Dear Annie: Last week, my stepfather called me to say that my 78-year-old mother came downstairs complaining that her “brain wasn’t working right” and that she was dizzy. She sat at the table for an hour before getting herself breakfast and doing the crossword puzzle. Then she asked him the same crossword question three times in three minutes.
My husband said Mom may have had a stroke and that she should get to the emergency room. I suggested this to my stepfather, but he said he wasn’t going to do that on a Saturday. So I called Mom’s doctor, who said to bring her in to the hospital so they could see whether she’d had a stroke and, if so, monitor her blood pressure.
I told my stepfather what the doctor said, and now he is angry with me, saying I overstepped my authority.

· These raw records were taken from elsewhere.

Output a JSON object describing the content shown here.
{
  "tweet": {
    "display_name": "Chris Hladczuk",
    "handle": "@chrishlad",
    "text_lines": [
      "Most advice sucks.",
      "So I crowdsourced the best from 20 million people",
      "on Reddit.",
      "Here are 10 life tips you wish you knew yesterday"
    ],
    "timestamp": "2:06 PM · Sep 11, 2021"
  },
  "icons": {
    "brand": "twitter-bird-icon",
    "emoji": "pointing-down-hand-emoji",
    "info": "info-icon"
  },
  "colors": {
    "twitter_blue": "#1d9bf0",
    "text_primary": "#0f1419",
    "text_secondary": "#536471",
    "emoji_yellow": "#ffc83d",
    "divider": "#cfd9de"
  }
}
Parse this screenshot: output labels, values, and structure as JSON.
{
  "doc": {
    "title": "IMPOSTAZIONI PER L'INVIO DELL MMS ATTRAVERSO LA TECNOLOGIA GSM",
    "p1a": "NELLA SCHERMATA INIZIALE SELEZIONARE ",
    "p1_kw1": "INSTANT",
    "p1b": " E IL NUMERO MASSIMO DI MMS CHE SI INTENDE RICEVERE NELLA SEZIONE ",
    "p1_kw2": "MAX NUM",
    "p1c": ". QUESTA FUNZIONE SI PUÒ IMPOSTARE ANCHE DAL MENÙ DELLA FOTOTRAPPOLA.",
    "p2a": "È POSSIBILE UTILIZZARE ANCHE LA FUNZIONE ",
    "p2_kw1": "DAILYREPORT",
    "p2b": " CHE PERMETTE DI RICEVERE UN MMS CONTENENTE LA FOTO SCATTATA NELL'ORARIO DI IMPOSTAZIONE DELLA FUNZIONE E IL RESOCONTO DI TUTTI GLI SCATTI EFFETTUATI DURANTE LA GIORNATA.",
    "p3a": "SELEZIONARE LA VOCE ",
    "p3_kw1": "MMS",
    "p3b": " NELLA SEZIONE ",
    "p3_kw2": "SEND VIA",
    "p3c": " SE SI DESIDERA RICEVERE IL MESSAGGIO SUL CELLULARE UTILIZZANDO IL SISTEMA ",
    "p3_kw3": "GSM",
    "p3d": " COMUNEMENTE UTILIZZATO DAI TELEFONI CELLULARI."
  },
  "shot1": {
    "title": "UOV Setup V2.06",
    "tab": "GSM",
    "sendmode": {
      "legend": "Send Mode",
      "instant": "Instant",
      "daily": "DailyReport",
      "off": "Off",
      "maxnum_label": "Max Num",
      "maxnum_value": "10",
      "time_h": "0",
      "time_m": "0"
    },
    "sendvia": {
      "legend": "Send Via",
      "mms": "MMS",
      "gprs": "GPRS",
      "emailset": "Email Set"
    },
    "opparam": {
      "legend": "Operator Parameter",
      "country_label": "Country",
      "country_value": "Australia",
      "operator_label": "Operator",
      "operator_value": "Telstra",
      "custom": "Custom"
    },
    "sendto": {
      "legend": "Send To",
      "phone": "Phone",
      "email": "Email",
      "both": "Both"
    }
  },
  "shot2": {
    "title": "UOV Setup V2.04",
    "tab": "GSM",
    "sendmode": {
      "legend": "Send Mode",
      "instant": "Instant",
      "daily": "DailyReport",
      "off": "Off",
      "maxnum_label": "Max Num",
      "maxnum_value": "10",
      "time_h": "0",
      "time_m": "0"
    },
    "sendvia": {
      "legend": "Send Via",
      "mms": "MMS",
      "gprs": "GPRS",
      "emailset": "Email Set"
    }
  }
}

He said it was not my place to call Mom’s doctor and get her the help she needs. Later, when I spoke to my mother, she was surprised by all this and agreed to see her doctor.
Mom has shown other signs of short-term memory loss, but never this bad before. They live about an hour away from us. How much should I help, and how much should I mind my own business? – Worried About Mom
Dear Worried: It is not uncommon for people to minimize the health problems of spouses. It is much easier for your stepfather to believe his wife will be just fine although the fact that he called you with the original information indicates that he was worried.
Instead of telling him what to do or doing it behind his back, include him in these decisions. Pay a visit to Mom, and sit down with both of them. Explain that Mom’s doctor is concerned that her dizziness and forgetfulness could be serious. Ask if you could accompany Mom to the next doctor’s appointment. Ask how you can help make this easier for both of them. Let him know you are counting on him.